The Clia UK boss tells Sam Ballard how the organisation is steering cruise lines in the right direction when it comes to environmental protection
There is arguably no bigger challenge to the cruise sector right now than sustainability. Whether it’s single-use plastics, fuel type or any other number of topics – cruise, as with many other sectors of the travel industry, is under the microscope.
However, the industry is doing a lot of work in this space. From the proposed $5 billion joint fund for research and development, to the International Maritime Organization’s ruling that fuel types can only have a maximum sulphur content of 0.5 per cent (down from 3.5 per cent). So, with that level of investment and legislation being delivered, it’s crucial that the messaging is there, too.

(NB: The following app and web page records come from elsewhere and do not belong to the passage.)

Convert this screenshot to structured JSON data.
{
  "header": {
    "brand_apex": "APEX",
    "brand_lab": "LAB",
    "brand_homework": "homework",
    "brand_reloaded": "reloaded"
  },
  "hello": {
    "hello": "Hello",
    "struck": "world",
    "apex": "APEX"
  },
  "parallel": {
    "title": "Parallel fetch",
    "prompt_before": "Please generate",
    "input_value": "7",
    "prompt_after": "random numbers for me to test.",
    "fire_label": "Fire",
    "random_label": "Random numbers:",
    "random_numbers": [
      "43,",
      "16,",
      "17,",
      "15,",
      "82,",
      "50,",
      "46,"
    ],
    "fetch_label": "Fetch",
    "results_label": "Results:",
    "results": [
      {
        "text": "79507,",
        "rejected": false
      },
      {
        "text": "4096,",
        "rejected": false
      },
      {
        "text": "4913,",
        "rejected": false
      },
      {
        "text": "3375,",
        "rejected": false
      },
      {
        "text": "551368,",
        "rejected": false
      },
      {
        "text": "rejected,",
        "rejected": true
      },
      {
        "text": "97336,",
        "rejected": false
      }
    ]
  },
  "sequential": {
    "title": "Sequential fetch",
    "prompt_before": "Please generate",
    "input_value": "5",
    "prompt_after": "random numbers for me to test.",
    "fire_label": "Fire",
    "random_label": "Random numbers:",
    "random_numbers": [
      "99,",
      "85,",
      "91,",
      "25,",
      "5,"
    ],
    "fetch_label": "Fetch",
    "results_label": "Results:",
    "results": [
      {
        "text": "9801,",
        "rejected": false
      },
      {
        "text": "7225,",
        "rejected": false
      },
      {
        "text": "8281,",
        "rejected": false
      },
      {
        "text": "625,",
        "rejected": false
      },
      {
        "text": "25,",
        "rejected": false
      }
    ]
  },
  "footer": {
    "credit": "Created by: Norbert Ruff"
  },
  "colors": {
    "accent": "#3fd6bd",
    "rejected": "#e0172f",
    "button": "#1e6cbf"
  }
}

This is where the likes of Cia comes in. The organisation is the conduit between cruise line and trade and so is a good first port of call when it comes to finding out more about the industry’s sustainability initiatives. We sat down with Andy Harmer, the organisation’s UK boss, to find out more.
Are cruise lines acting quickly enough to cut out single-use plastic?

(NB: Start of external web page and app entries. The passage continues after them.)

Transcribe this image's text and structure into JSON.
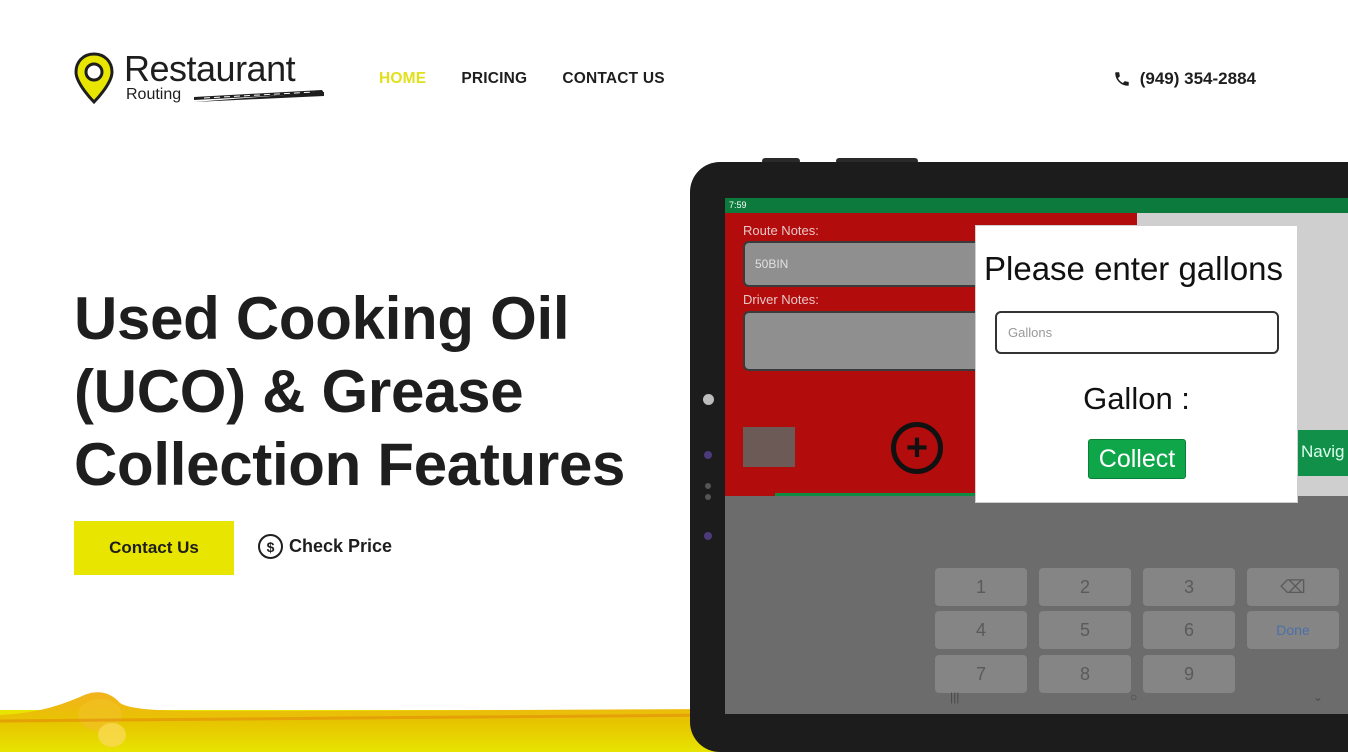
{
  "header": {
    "logo": {
      "word": "Restaurant",
      "sub": "Routing"
    },
    "nav": [
      {
        "label": "HOME",
        "active": true
      },
      {
        "label": "PRICING",
        "active": false
      },
      {
        "label": "CONTACT US",
        "active": false
      }
    ],
    "phone": "(949) 354-2884"
  },
  "hero": {
    "title_line1": "Used Cooking Oil",
    "title_line2": "(UCO) & Grease",
    "title_line3": "Collection Features",
    "cta_label": "Contact Us",
    "price_link": "Check Price",
    "price_icon": "$"
  },
  "app_screen": {
    "status_time": "7:59",
    "route_notes_label": "Route Notes:",
    "route_notes_value": "50BIN",
    "driver_notes_label": "Driver Notes:",
    "nav_button": "Navig",
    "dialog": {
      "title": "Please enter gallons",
      "input_placeholder": "Gallons",
      "gallon_label": "Gallon :",
      "collect_label": "Collect"
    },
    "keypad": [
      "1",
      "2",
      "3",
      "4",
      "5",
      "6",
      "7",
      "8",
      "9"
    ],
    "keypad_done": "Done"
  },
  "colors": {
    "accent": "#e8e500",
    "nav_active": "#e2df1b",
    "app_red": "#b20c0c",
    "app_green": "#0fa64a",
    "text": "#1e1e1e"
  },
  "icons": [
    "logo-pin-icon",
    "phone-icon",
    "dollar-icon",
    "plus-icon",
    "backspace-icon"
  ]
}
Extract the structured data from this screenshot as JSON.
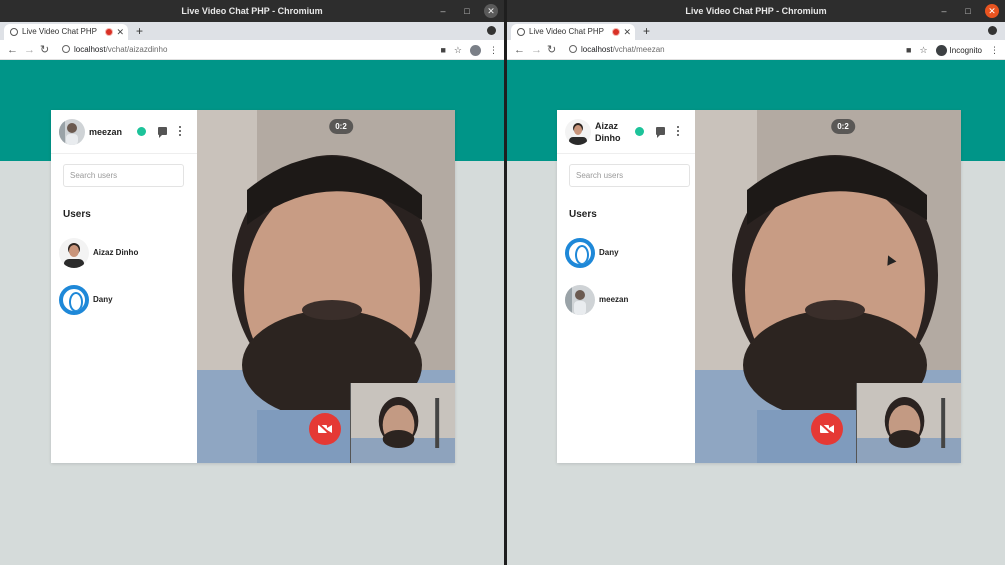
{
  "windows": [
    {
      "title": "Live Video Chat PHP - Chromium",
      "tab_title": "Live Video Chat PHP",
      "url_host": "localhost",
      "url_path": "/vchat/aizazdinho",
      "incognito": false,
      "me": {
        "name": "meezan"
      },
      "search_placeholder": "Search users",
      "users_heading": "Users",
      "users": [
        {
          "name": "Aizaz Dinho",
          "avatar": "photo"
        },
        {
          "name": "Dany",
          "avatar": "ring"
        }
      ],
      "call_timer": "0:2"
    },
    {
      "title": "Live Video Chat PHP - Chromium",
      "tab_title": "Live Video Chat PHP",
      "url_host": "localhost",
      "url_path": "/vchat/meezan",
      "incognito": true,
      "incognito_label": "Incognito",
      "me": {
        "name": "Aizaz Dinho"
      },
      "search_placeholder": "Search users",
      "users_heading": "Users",
      "users": [
        {
          "name": "Dany",
          "avatar": "ring"
        },
        {
          "name": "meezan",
          "avatar": "photo"
        }
      ],
      "call_timer": "0:2"
    }
  ],
  "colors": {
    "header_band": "#009588",
    "page_bg": "#d5dbda",
    "online": "#1dc39a",
    "hangup": "#e53935",
    "ring_avatar": "#1e88d8"
  },
  "icons": {
    "new_tab": "+",
    "tab_close": "✕",
    "back": "←",
    "forward": "→",
    "reload": "↻",
    "star": "☆",
    "camera": "■",
    "menu": "⋮",
    "minimize": "–",
    "maximize": "□",
    "close": "✕"
  }
}
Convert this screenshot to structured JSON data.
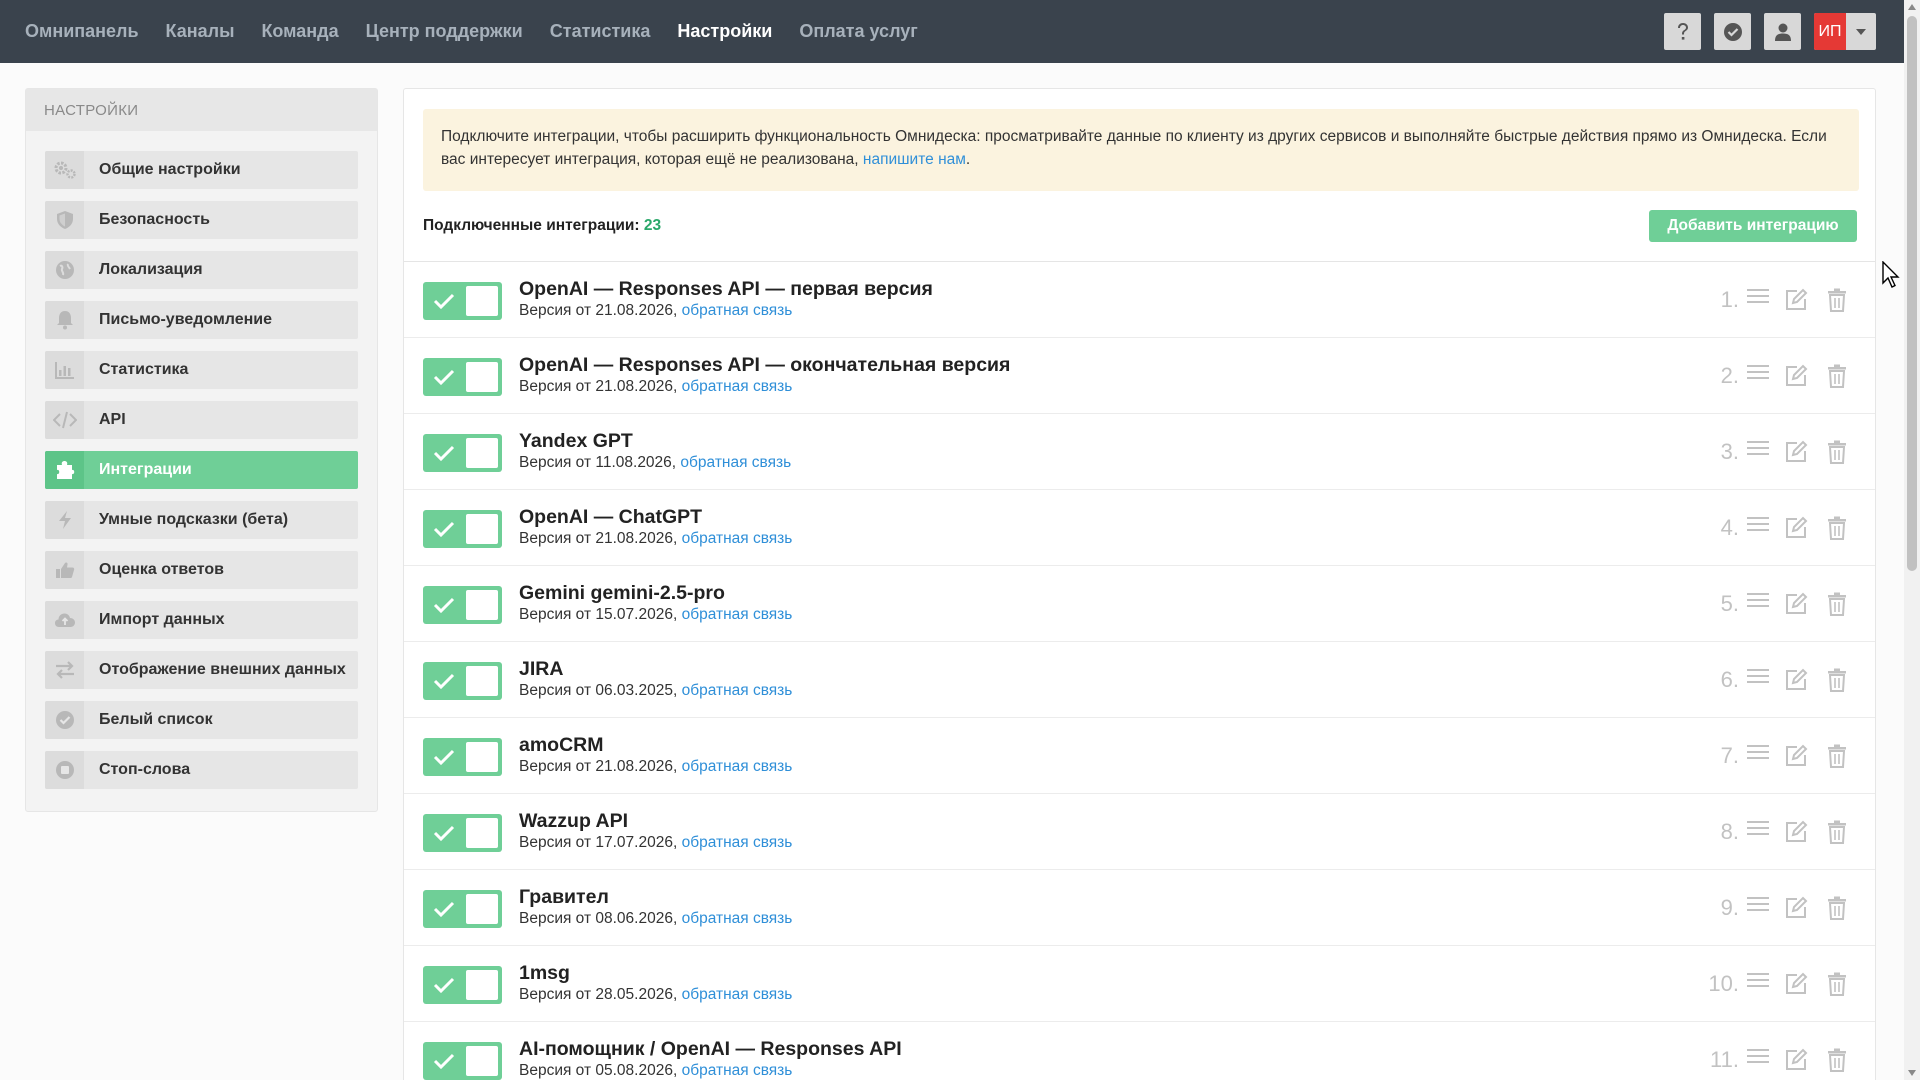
{
  "nav": {
    "items": [
      {
        "label": "Омнипанель"
      },
      {
        "label": "Каналы"
      },
      {
        "label": "Команда"
      },
      {
        "label": "Центр поддержки"
      },
      {
        "label": "Статистика"
      },
      {
        "label": "Настройки",
        "active": true
      },
      {
        "label": "Оплата услуг"
      }
    ],
    "user_initials": "ИП",
    "icons": [
      "question-icon",
      "check-badge-icon",
      "user-icon",
      "chevron-down-icon"
    ]
  },
  "sidebar": {
    "title": "НАСТРОЙКИ",
    "items": [
      {
        "label": "Общие настройки",
        "icon": "gears-icon"
      },
      {
        "label": "Безопасность",
        "icon": "shield-icon"
      },
      {
        "label": "Локализация",
        "icon": "globe-icon"
      },
      {
        "label": "Письмо-уведомление",
        "icon": "bell-icon"
      },
      {
        "label": "Статистика",
        "icon": "bar-chart-icon"
      },
      {
        "label": "API",
        "icon": "code-icon"
      },
      {
        "label": "Интеграции",
        "icon": "puzzle-icon",
        "active": true
      },
      {
        "label": "Умные подсказки (бета)",
        "icon": "bolt-icon"
      },
      {
        "label": "Оценка ответов",
        "icon": "thumbs-up-icon"
      },
      {
        "label": "Импорт данных",
        "icon": "cloud-upload-icon"
      },
      {
        "label": "Отображение внешних данных",
        "icon": "exchange-icon"
      },
      {
        "label": "Белый список",
        "icon": "check-circle-icon"
      },
      {
        "label": "Стоп-слова",
        "icon": "stop-icon"
      }
    ]
  },
  "main": {
    "notice_text": "Подключите интеграции, чтобы расширить функциональность Омнидеска: просматривайте данные по клиенту из других сервисов и выполняйте быстрые действия прямо из Омнидеска. Если вас интересует интеграция, которая ещё не реализована, ",
    "notice_link": "напишите нам",
    "notice_end": ".",
    "connected_label": "Подключенные интеграции:",
    "connected_count": "23",
    "add_button": "Добавить интеграцию"
  },
  "integrations": [
    {
      "num": "1.",
      "title": "OpenAI — Responses API — первая версия",
      "version": "Версия от 21.08.2026,",
      "link": "обратная связь",
      "enabled": true
    },
    {
      "num": "2.",
      "title": "OpenAI — Responses API — окончательная версия",
      "version": "Версия от 21.08.2026,",
      "link": "обратная связь",
      "enabled": true
    },
    {
      "num": "3.",
      "title": "Yandex GPT",
      "version": "Версия от 11.08.2026,",
      "link": "обратная связь",
      "enabled": true
    },
    {
      "num": "4.",
      "title": "OpenAI — ChatGPT",
      "version": "Версия от 21.08.2026,",
      "link": "обратная связь",
      "enabled": true
    },
    {
      "num": "5.",
      "title": "Gemini gemini-2.5-pro",
      "version": "Версия от 15.07.2026,",
      "link": "обратная связь",
      "enabled": true
    },
    {
      "num": "6.",
      "title": "JIRA",
      "version": "Версия от 06.03.2025,",
      "link": "обратная связь",
      "enabled": true
    },
    {
      "num": "7.",
      "title": "amoCRM",
      "version": "Версия от 21.08.2026,",
      "link": "обратная связь",
      "enabled": true
    },
    {
      "num": "8.",
      "title": "Wazzup API",
      "version": "Версия от 17.07.2026,",
      "link": "обратная связь",
      "enabled": true
    },
    {
      "num": "9.",
      "title": "Гравител",
      "version": "Версия от 08.06.2026,",
      "link": "обратная связь",
      "enabled": true
    },
    {
      "num": "10.",
      "title": "1msg",
      "version": "Версия от 28.05.2026,",
      "link": "обратная связь",
      "enabled": true
    },
    {
      "num": "11.",
      "title": "AI-помощник / OpenAI — Responses API",
      "version": "Версия от 05.08.2026,",
      "link": "обратная связь",
      "enabled": true
    }
  ],
  "colors": {
    "accent": "#6fcf97",
    "topbar": "#3a434d",
    "link": "#2f8fd8",
    "notice_bg": "#fbf3df",
    "count": "#2aa86a"
  }
}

Sustainability is integral to how the cruise industry operates, and cruise lines are constantly looking at ways to protect the environment. Cutting single-use plastic is one such example. Many cruise lines have already committed to significantly reducing or completely eliminating single-use plastic onboard, in ways such as using refillable toiletries in cabins, banishing plastic straws and giving guests plastic-free water bottles.
How does cruise change the negative image surrounding its environmental impact?

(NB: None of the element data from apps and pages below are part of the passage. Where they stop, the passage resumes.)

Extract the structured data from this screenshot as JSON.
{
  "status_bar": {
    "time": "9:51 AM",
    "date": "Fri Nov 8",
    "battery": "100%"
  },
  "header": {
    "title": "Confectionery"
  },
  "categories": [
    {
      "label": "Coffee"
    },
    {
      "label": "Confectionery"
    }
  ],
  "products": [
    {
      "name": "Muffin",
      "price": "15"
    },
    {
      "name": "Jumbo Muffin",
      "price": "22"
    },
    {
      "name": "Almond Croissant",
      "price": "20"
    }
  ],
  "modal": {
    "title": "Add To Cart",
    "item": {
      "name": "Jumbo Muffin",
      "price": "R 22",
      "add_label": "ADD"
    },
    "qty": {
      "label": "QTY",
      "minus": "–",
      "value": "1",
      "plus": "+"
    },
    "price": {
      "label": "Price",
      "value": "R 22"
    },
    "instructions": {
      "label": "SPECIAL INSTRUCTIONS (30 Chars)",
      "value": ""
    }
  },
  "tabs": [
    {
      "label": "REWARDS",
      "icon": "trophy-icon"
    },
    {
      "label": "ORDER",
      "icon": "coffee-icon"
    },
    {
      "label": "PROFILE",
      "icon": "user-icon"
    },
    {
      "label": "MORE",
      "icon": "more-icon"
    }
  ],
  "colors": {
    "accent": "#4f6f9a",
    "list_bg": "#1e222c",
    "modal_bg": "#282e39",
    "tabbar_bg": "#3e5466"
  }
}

While cruise lines only represent less than 1 per cent of the global shipping fleet, the cruise industry is at the vanguard of measures being taken to improve the environmental impact of shipping.
CLIA’s areas of focus for environmental improvements include: improving fuel standards to reduce emissions, investing in new technologies and designs to transform the global fleet’s efficiency and performance, and collaborating with leading national and international organisations to advance sustainability efforts.
In many of these areas, great work has already been achieved. CLIA cruise lines have invested more than £16 billion in the development of new energy-efficient technologies and cleaner fuels, such as the use of liquefied natural gas (LNG) for a ship’s propulsion which burns cleaner than any other fossil fuel. Furthermore, in 2018, CLIA cruise lines made the first-ever industry-wide emissions commitment, pledging to reduce the rate of carbon emissions across the fleet by 40 per cent by 2030.
In what ways can cruise lines help combat over tourism in certain destinations?
Responsible tourism means respecting the destinations we visit. While cruising represents a fraction of the tourism market, we are playing our part and CLIA partners with local governments and communities to agree solutions appropriate to local circumstances.
Dubrovnik offers a model approach – in 2019 CLIA signed Memorandum of Understanding with Dubrovnik including: collaborating on 2020 berthing policy to manage visitor flow, exploring visitor routes outside the Old Town, and supporting the Mayor’s ‘Respect the City’ programme.The Dubrovnik partnership is testament to cruise industry’s commitment to collaborate with communities and preserve the culture and heritage of destinations we visit
What are the new IMO rules and how is CLIA/CLIA cruise lines preparing for them?
As of 1 January 2020, the International Maritime Organisation (IMO) has stated that ships must use fuel with a maximum sulphur content of 0.5 per cent, compared with the previous 3.5 per cent. This rule affects the whole maritime industry. This will be made possible by innovative technologies in ship design and propulsion, including advances like LNG and initiatives like exhaust gas cleaning systems (scrubbers).
How will the $5 billion sustainability fund be used?
At the end of 2019, several members of the global maritime shipping industry, including CLIA, submitted a proposal to the IMO to voluntarily establish the world’s first industry-led, collaborativeresearch and development programme. The proposal includes core funding from shipping companies across the globe of about $5 billion over a 10-year period. This programme, if accepted by the IMO, would pave the way for decarbonisation of shipping, including cruise ships, by accelerating the development of commercially viable zero carbon-emission ships by the early 2030s.
What can the industry do to make more ports embrace shore side power?
Shore-side power allows a ship to have shore-side electrical power at berth, meaning its main and auxiliary engines can shut down, reducing overall emissions whilst in port. Currently 30 per cent of the global fleet capacity are fitted to operate on shore-side electricity (up 10 per cent from 2018) and 88 per cent of new ships to be fitted with such systems. There are 16 ports worldwide where cruise ships can operate on shore-side electricity, and construction of a new shore power plant that will power three ships simultaneously is underway in Bergen.
Do you think we could ever see a carbon neutral ocean-going cruise ship?
There are constant advancements in technologies which contribute towards the cruise industry achieving its goal to reduce the rate of carbon emissions by 40 per cent by 2030. Five to ten years ago, technologies such as scrubbers, shore-side power capabilities and LNG as fuel for cruise ships did not exist. Ultimately, the cruise industry is committed to supporting work aimed at achieving the IMO’s target of zero emissions across the maritime industry.